» REQUIREMENT: After reading each line of the entries, give the number of lines that contain "name" and nothing else.

» INFORMATION GIVEN:
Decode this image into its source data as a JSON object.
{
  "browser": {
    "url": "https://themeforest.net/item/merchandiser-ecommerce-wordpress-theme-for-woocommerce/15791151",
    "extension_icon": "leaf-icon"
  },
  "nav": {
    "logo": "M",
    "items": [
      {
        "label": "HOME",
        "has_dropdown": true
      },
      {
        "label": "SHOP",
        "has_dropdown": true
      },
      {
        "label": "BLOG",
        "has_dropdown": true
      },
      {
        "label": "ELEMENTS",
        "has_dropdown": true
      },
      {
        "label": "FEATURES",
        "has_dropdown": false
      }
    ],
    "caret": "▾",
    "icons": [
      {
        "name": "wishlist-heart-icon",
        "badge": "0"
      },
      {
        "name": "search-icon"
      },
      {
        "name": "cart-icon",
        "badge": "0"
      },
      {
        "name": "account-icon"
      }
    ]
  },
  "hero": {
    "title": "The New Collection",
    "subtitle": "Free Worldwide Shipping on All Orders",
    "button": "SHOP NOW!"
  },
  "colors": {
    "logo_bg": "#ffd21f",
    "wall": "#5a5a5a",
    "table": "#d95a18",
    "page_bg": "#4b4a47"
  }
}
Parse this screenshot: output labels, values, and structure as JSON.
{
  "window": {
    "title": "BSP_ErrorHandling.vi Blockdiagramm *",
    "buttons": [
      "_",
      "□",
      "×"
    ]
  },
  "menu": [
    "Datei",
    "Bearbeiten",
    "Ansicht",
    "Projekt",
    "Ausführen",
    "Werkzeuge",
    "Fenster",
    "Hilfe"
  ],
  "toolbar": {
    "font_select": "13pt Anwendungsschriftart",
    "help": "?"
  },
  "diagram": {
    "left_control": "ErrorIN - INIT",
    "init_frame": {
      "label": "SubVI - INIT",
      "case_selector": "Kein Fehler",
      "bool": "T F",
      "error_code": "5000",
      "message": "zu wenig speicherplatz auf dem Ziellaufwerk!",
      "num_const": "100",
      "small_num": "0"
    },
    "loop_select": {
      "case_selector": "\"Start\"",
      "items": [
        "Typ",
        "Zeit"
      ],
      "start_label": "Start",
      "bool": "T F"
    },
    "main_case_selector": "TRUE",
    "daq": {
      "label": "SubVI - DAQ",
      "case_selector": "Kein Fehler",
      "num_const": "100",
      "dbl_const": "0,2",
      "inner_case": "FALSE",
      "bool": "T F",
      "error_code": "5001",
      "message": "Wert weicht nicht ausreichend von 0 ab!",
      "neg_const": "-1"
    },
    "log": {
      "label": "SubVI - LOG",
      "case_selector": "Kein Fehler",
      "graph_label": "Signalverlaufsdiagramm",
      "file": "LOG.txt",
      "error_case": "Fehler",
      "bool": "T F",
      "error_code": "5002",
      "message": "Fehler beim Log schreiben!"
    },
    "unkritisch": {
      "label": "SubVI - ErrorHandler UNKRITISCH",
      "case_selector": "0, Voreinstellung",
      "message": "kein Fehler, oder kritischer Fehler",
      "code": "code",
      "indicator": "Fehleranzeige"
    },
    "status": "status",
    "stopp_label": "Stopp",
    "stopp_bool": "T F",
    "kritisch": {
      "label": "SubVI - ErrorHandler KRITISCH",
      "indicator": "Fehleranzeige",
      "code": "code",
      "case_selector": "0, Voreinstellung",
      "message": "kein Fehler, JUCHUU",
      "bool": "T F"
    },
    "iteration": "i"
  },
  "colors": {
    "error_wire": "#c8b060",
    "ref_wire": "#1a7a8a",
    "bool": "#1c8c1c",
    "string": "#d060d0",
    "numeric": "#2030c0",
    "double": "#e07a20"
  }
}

» SOLUTION TO THE EXERCISE: 4